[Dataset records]

Segment Open

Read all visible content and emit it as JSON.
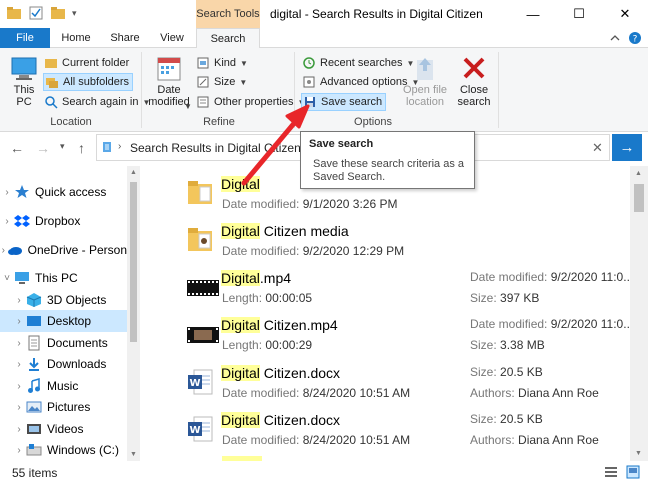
{
  "titlebar": {
    "context_tab": "Search Tools",
    "title": "digital - Search Results in Digital Citizen",
    "minimize": "—",
    "maximize": "☐",
    "close": "✕"
  },
  "tabs": {
    "file": "File",
    "home": "Home",
    "share": "Share",
    "view": "View",
    "search": "Search"
  },
  "ribbon": {
    "location": {
      "this_pc": "This PC",
      "current_folder": "Current folder",
      "all_subfolders": "All subfolders",
      "search_again_in": "Search again in",
      "group_label": "Location"
    },
    "refine": {
      "date_modified": "Date modified",
      "kind": "Kind",
      "size": "Size",
      "other_properties": "Other properties",
      "group_label": "Refine"
    },
    "options": {
      "recent_searches": "Recent searches",
      "advanced_options": "Advanced options",
      "save_search": "Save search",
      "open_file_location": "Open file location",
      "close_search": "Close search",
      "group_label": "Options"
    }
  },
  "address": {
    "path": "Search Results in Digital Citizen"
  },
  "tooltip": {
    "title": "Save search",
    "description": "Save these search criteria as a Saved Search."
  },
  "nav": {
    "items": [
      {
        "label": "Quick access",
        "icon": "star-icon"
      },
      {
        "label": "Dropbox",
        "icon": "dropbox-icon"
      },
      {
        "label": "OneDrive - Person",
        "icon": "cloud-icon"
      },
      {
        "label": "This PC",
        "icon": "computer-icon"
      },
      {
        "label": "3D Objects",
        "icon": "cube-icon"
      },
      {
        "label": "Desktop",
        "icon": "desktop-icon"
      },
      {
        "label": "Documents",
        "icon": "document-icon"
      },
      {
        "label": "Downloads",
        "icon": "download-icon"
      },
      {
        "label": "Music",
        "icon": "music-icon"
      },
      {
        "label": "Pictures",
        "icon": "picture-icon"
      },
      {
        "label": "Videos",
        "icon": "video-icon"
      },
      {
        "label": "Windows (C:)",
        "icon": "drive-icon"
      }
    ]
  },
  "results": [
    {
      "highlight": "Digital",
      "rest": "",
      "sub_label": "Date modified:",
      "sub_value": "9/1/2020 3:26 PM",
      "right1_label": "",
      "right1_value": "",
      "right2_label": "",
      "right2_value": "",
      "icon": "folder-icon"
    },
    {
      "highlight": "Digital",
      "rest": " Citizen media",
      "sub_label": "Date modified:",
      "sub_value": "9/2/2020 12:29 PM",
      "right1_label": "",
      "right1_value": "",
      "right2_label": "",
      "right2_value": "",
      "icon": "folder-media-icon"
    },
    {
      "highlight": "Digital",
      "rest": ".mp4",
      "sub_label": "Length:",
      "sub_value": "00:00:05",
      "right1_label": "Date modified:",
      "right1_value": "9/2/2020 11:0...",
      "right2_label": "Size:",
      "right2_value": "397 KB",
      "icon": "video-file-icon"
    },
    {
      "highlight": "Digital",
      "rest": " Citizen.mp4",
      "sub_label": "Length:",
      "sub_value": "00:00:29",
      "right1_label": "Date modified:",
      "right1_value": "9/2/2020 11:0...",
      "right2_label": "Size:",
      "right2_value": "3.38 MB",
      "icon": "video-file-icon"
    },
    {
      "highlight": "Digital",
      "rest": " Citizen.docx",
      "sub_label": "Date modified:",
      "sub_value": "8/24/2020 10:51 AM",
      "right1_label": "Size:",
      "right1_value": "20.5 KB",
      "right2_label": "Authors:",
      "right2_value": "Diana Ann Roe",
      "icon": "word-doc-icon"
    },
    {
      "highlight": "Digital",
      "rest": " Citizen.docx",
      "sub_label": "Date modified:",
      "sub_value": "8/24/2020 10:51 AM",
      "right1_label": "Size:",
      "right1_value": "20.5 KB",
      "right2_label": "Authors:",
      "right2_value": "Diana Ann Roe",
      "icon": "word-doc-icon"
    }
  ],
  "status": {
    "items": "55 items"
  },
  "colors": {
    "accent": "#1979ca",
    "context_tab": "#f9d6a9",
    "highlight": "#ffff99",
    "selection": "#cce8ff",
    "arrow": "#e8262a"
  }
}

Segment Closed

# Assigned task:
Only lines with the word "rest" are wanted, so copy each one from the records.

# Task output:
      "rest": "",
      "rest": " Citizen media",
      "rest": ".mp4",
      "rest": " Citizen.mp4",
      "rest": " Citizen.docx",
      "rest": " Citizen.docx",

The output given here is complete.